National Public Radio image.

National Public Radio image.

The local Marijuana Advisory Committee talked Monday about a possible six-month moratorium on commercial marijuana in the Ketchikan Gateway Borough, but took no action on that issue.

Committee Member Alan Bailey, who also is a member of the Ketchikan Gateway Borough Assembly, spoke in favor of such a delay. He says the regulations that the State of Alaska is creating for a marijuana industry keep changing, and he’d prefer to wait and see how it all pans out.

“I always like learning lessons from others’ mistakes… To put this on pause, to be able to watch what happens in the other communities, such as Juneau and Anchorage. I would very much like to see what happens. What are the benefits, what are the downfalls?”

Bailey says he’s not trying to circumvent the voters; he just wants more time to make better decisions for the community.

Committee Member Dave Timmerman, who is a Ketchikan School Board member, says the state regulations that he’s seen all provide a stringent set of rules for marijuana businesses to follow. He says those regulations will do most of the work when it comes to limiting commercial pot.

“I think you’re going to see professional businesses develop business plans and put this into place. This isn’t some hokey mom-and-pop thing you can do on the corner and sell trinkets. You have to really have your stuff together to run this business. Any one of these businesses.”

Committee Member KJ Harris, also a Ketchikan City Council member, says that if the community doesn’t regulate marijuana and products made from it, the general public will just continue making its own.

“For the first time in my life, I tried combining marijuana with butter and coming up with cannabis butter. It worked OK. Remember, I’m not a scientist. If you don’t regulate it, I’ll be the one in town, amongst the others, that will be making all these edibles and all these kind of things. If you regulate it, at least you’ve got it coming out of a factory, coming out of – you know. It’s labeled. It’s legal.”

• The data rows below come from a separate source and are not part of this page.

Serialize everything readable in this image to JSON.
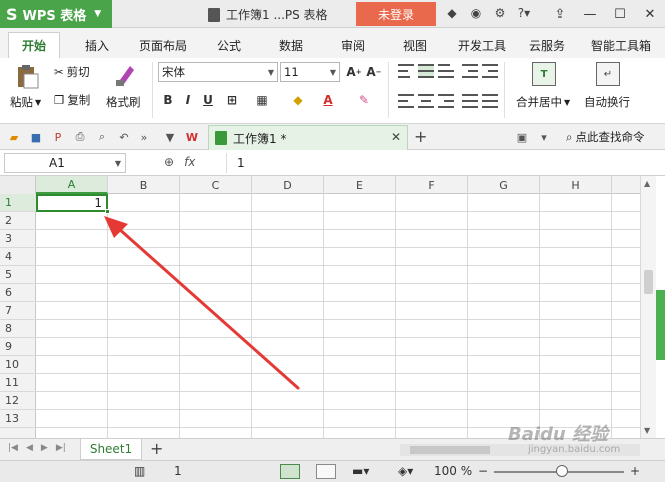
{
  "titlebar": {
    "app_name": "WPS 表格",
    "doc_title": "工作簿1 ...PS 表格",
    "login_label": "未登录"
  },
  "menu": {
    "tabs": [
      "开始",
      "插入",
      "页面布局",
      "公式",
      "数据",
      "审阅",
      "视图",
      "开发工具",
      "云服务",
      "智能工具箱"
    ]
  },
  "ribbon": {
    "paste_label": "粘贴",
    "cut_label": "剪切",
    "copy_label": "复制",
    "format_painter_label": "格式刷",
    "font_name": "宋体",
    "font_size": "11",
    "merge_center_label": "合并居中",
    "wrap_text_label": "自动换行"
  },
  "tabs": {
    "doc_tab_label": "工作簿1 *",
    "search_command": "点此查找命令"
  },
  "formula": {
    "name_box": "A1",
    "fx_label": "fx",
    "value": "1"
  },
  "grid": {
    "columns": [
      "A",
      "B",
      "C",
      "D",
      "E",
      "F",
      "G",
      "H"
    ],
    "rows": [
      "1",
      "2",
      "3",
      "4",
      "5",
      "6",
      "7",
      "8",
      "9",
      "10",
      "11",
      "12",
      "13"
    ],
    "cell_a1": "1"
  },
  "sheets": {
    "active": "Sheet1"
  },
  "status": {
    "page_num": "1",
    "zoom": "100 %"
  },
  "watermark": {
    "brand": "Baidu 经验",
    "url": "jingyan.baidu.com"
  },
  "colors": {
    "brand_green": "#4aa54a",
    "login_orange": "#e9694c",
    "selection_green": "#2e8b2e",
    "arrow_red": "#e53935"
  }
}
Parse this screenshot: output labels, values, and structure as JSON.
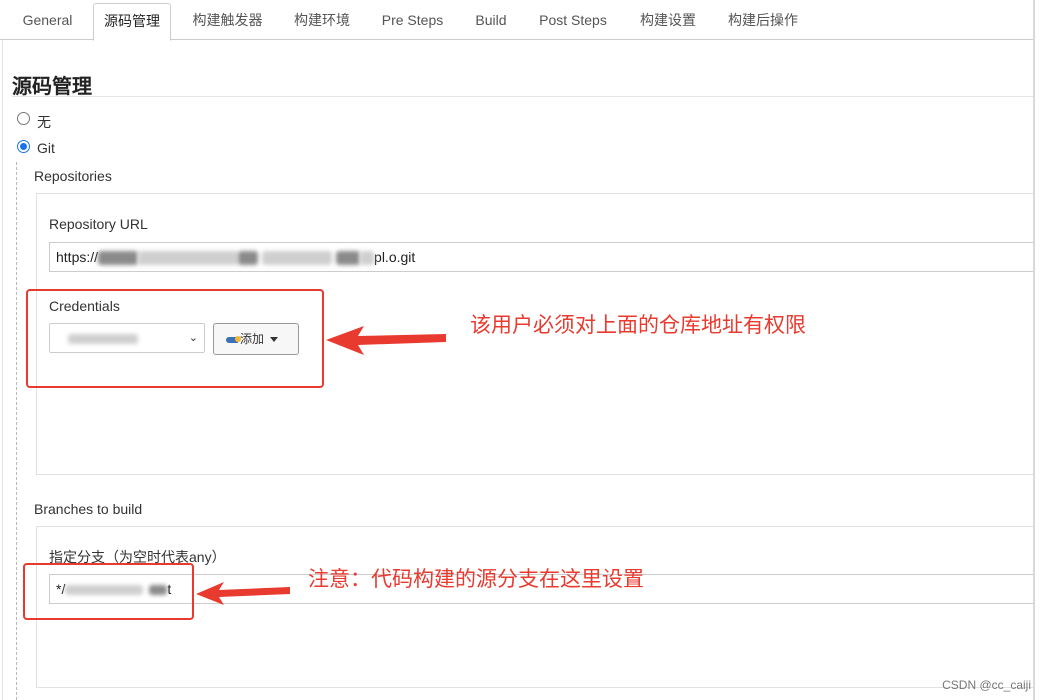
{
  "tabs": [
    {
      "label": "General",
      "active": false
    },
    {
      "label": "源码管理",
      "active": true
    },
    {
      "label": "构建触发器",
      "active": false
    },
    {
      "label": "构建环境",
      "active": false
    },
    {
      "label": "Pre Steps",
      "active": false
    },
    {
      "label": "Build",
      "active": false
    },
    {
      "label": "Post Steps",
      "active": false
    },
    {
      "label": "构建设置",
      "active": false
    },
    {
      "label": "构建后操作",
      "active": false
    }
  ],
  "scm": {
    "title": "源码管理",
    "options": [
      {
        "label": "无",
        "checked": false
      },
      {
        "label": "Git",
        "checked": true
      }
    ],
    "repositories_label": "Repositories",
    "repository_url_label": "Repository URL",
    "repository_url_prefix": "https://",
    "repository_url_suffix": "pl.o.git",
    "credentials_label": "Credentials",
    "credentials_add_button": "添加",
    "branches_label": "Branches to build",
    "branch_specifier_label": "指定分支（为空时代表any）",
    "branch_prefix": "*/",
    "branch_suffix": "t"
  },
  "annotations": {
    "credentials_note": "该用户必须对上面的仓库地址有权限",
    "branch_note": "注意：代码构建的源分支在这里设置",
    "color": "#e83a2e"
  },
  "watermark": "CSDN @cc_caiji",
  "icons": [
    "radio-unchecked-icon",
    "radio-checked-icon",
    "key-icon",
    "caret-down-icon",
    "chevron-down-icon",
    "arrow-left-icon"
  ]
}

The committee adjourned without voting on any recommendations. Members discussed a possible excise tax on marijuana, but in general agreed that the issue would be better addressed by the Borough Assembly-City Council cooperative relations committee.